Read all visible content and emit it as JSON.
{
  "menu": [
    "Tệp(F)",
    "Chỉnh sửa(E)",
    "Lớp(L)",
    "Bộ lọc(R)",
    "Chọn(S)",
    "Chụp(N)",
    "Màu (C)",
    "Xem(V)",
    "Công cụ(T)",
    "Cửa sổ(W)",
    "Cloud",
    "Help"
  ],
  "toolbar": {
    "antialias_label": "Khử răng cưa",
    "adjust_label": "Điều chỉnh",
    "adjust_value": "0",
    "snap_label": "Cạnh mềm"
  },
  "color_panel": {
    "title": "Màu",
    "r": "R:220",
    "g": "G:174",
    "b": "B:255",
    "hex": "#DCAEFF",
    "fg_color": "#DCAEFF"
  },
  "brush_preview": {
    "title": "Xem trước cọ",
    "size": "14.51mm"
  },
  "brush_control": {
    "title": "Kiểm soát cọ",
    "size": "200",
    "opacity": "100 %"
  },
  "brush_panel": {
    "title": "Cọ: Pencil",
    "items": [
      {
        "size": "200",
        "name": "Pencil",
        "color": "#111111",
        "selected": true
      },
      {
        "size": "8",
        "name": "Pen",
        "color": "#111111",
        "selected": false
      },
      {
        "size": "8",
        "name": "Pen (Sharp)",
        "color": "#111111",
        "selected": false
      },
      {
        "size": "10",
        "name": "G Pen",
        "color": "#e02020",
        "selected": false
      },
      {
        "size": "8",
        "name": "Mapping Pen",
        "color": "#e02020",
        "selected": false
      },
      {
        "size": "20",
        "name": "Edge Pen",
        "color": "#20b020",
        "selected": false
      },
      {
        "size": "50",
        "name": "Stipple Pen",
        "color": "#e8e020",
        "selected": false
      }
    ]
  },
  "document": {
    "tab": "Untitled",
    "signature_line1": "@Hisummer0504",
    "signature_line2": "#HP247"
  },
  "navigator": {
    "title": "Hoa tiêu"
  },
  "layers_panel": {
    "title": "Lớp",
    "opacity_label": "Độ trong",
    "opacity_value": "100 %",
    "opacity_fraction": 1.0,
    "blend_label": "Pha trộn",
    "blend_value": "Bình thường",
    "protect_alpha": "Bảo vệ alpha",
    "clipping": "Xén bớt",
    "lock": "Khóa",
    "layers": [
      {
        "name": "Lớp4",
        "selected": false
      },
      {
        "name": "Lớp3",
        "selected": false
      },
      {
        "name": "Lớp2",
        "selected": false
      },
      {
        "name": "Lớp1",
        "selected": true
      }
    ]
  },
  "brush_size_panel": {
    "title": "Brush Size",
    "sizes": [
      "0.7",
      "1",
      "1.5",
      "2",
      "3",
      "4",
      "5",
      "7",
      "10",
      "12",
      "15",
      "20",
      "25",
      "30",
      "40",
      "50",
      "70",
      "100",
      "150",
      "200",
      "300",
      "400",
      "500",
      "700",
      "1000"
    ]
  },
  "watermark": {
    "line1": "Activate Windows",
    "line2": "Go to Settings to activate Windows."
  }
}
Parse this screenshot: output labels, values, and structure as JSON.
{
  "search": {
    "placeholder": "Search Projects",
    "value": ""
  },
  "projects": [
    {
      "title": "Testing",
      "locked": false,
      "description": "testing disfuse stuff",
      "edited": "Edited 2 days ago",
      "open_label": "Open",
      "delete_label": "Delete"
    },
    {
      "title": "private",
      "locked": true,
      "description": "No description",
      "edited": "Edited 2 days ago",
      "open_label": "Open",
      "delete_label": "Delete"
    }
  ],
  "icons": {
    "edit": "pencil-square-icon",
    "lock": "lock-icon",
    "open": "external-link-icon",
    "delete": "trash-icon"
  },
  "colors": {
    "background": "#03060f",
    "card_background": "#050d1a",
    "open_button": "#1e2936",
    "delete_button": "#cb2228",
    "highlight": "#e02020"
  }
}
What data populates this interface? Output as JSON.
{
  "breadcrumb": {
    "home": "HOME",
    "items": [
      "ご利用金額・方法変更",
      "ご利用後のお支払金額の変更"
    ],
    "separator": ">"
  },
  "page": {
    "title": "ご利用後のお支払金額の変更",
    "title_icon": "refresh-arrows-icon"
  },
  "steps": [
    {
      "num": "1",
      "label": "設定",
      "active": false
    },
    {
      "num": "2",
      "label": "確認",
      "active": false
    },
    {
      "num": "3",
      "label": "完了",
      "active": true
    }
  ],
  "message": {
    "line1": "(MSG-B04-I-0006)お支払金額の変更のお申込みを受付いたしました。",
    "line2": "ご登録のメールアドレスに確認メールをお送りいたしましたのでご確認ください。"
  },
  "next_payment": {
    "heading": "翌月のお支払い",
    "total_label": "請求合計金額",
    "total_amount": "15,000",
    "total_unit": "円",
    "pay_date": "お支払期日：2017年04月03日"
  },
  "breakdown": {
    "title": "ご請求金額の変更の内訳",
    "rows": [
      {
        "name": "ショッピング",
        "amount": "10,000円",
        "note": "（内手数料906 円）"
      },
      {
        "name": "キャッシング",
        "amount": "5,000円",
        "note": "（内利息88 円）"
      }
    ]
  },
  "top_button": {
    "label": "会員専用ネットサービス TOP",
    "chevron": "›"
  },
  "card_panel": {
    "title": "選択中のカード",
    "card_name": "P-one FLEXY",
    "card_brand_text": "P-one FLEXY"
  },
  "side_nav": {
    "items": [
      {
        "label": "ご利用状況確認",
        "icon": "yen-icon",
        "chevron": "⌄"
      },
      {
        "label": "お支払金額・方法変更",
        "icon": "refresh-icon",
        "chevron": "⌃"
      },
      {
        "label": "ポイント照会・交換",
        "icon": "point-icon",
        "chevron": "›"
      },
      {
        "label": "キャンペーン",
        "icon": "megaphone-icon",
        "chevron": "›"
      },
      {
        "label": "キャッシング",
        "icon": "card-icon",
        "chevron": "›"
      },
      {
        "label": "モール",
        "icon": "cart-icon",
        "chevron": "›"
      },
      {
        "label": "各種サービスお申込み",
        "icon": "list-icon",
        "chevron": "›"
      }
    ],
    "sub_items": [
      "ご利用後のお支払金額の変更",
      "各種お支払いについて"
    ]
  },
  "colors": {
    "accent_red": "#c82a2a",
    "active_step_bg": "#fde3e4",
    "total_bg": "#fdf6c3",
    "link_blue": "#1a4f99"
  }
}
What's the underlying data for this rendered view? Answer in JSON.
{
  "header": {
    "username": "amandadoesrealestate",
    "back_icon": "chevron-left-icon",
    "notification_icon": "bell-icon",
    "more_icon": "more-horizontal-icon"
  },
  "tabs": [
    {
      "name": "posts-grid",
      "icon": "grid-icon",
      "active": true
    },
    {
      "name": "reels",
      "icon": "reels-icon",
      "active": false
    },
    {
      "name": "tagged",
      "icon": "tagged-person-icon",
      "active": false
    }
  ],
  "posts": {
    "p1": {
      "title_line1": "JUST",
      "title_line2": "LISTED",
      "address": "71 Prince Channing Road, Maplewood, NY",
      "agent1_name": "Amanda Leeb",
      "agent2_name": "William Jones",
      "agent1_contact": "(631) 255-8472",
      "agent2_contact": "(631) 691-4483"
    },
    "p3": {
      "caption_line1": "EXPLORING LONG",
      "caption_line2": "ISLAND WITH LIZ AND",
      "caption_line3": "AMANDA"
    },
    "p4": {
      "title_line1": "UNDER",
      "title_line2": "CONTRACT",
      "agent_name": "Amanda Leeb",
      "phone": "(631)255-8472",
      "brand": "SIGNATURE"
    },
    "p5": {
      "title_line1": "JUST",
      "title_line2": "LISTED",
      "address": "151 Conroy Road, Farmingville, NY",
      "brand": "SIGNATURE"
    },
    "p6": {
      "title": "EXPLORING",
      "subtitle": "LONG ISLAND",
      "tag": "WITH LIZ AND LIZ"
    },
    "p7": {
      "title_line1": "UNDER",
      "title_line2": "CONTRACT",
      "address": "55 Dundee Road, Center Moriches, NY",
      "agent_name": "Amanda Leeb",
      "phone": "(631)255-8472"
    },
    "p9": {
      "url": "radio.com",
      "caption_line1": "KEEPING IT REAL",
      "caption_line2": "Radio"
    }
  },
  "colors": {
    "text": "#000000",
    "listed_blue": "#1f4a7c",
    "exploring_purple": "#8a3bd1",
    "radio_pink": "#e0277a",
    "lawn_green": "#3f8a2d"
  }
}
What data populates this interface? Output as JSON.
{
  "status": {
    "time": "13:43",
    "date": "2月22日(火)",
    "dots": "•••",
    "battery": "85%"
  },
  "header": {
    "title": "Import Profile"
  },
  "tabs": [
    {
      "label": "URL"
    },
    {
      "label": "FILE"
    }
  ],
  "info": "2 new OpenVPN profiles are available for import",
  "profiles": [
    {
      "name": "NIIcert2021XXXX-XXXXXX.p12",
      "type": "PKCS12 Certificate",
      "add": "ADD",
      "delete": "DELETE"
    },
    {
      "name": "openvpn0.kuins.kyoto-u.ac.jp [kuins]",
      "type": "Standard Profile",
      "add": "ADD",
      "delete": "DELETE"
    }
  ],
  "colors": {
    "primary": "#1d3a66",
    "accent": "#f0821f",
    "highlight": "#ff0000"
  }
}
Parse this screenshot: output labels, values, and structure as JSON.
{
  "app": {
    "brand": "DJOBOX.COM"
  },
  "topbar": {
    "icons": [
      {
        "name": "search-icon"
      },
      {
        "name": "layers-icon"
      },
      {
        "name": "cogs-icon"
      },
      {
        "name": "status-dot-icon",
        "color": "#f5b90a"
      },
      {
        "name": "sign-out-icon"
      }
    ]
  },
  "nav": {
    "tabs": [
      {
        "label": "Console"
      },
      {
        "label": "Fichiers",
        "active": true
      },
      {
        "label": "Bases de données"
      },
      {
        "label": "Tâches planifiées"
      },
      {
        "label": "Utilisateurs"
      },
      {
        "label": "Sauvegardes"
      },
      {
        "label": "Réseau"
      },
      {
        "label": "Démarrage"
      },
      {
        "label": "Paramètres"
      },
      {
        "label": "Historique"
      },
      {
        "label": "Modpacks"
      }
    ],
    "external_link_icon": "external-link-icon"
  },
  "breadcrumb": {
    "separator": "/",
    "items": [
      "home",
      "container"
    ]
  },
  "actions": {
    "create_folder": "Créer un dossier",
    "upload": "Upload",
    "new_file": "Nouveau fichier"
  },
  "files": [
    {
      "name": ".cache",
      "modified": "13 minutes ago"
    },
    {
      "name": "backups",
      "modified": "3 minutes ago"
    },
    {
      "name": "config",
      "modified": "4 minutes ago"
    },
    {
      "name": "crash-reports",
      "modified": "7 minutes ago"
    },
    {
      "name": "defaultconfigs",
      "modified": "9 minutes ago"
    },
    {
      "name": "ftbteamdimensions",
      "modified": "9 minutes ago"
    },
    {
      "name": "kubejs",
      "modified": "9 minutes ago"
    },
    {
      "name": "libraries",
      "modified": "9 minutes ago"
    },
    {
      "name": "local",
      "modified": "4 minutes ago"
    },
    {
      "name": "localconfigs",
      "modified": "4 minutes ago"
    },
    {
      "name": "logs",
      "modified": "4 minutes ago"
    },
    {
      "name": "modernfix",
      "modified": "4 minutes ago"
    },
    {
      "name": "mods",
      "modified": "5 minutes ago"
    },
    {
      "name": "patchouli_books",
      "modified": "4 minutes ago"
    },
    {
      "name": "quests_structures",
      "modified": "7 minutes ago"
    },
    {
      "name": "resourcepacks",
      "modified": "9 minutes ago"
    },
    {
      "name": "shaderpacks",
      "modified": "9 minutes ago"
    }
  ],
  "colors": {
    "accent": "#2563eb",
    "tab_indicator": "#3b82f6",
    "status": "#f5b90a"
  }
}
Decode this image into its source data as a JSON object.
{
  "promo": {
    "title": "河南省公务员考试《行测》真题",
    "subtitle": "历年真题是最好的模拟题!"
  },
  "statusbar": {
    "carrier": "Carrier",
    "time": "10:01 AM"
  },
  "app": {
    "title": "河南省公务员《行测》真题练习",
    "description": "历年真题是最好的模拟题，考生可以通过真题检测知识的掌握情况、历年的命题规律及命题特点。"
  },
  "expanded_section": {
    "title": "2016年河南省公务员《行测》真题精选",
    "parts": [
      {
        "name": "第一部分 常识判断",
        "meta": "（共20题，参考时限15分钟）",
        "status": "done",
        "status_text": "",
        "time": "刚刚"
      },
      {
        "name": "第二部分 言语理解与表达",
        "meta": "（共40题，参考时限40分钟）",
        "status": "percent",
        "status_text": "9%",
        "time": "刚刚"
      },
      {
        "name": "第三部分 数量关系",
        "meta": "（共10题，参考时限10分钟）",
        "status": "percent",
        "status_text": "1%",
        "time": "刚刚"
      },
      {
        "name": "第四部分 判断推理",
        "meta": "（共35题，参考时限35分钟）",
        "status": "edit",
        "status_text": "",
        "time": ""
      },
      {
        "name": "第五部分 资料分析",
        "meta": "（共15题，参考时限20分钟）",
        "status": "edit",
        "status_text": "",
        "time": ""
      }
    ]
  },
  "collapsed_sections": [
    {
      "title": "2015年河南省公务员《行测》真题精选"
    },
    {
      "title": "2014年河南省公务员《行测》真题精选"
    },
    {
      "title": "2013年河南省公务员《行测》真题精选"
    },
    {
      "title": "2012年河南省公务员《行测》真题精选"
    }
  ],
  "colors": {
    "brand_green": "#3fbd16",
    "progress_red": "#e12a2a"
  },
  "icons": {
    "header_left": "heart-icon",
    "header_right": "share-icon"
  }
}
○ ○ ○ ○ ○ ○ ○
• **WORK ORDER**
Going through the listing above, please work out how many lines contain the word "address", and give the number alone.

• **COMPLETED TASK**
3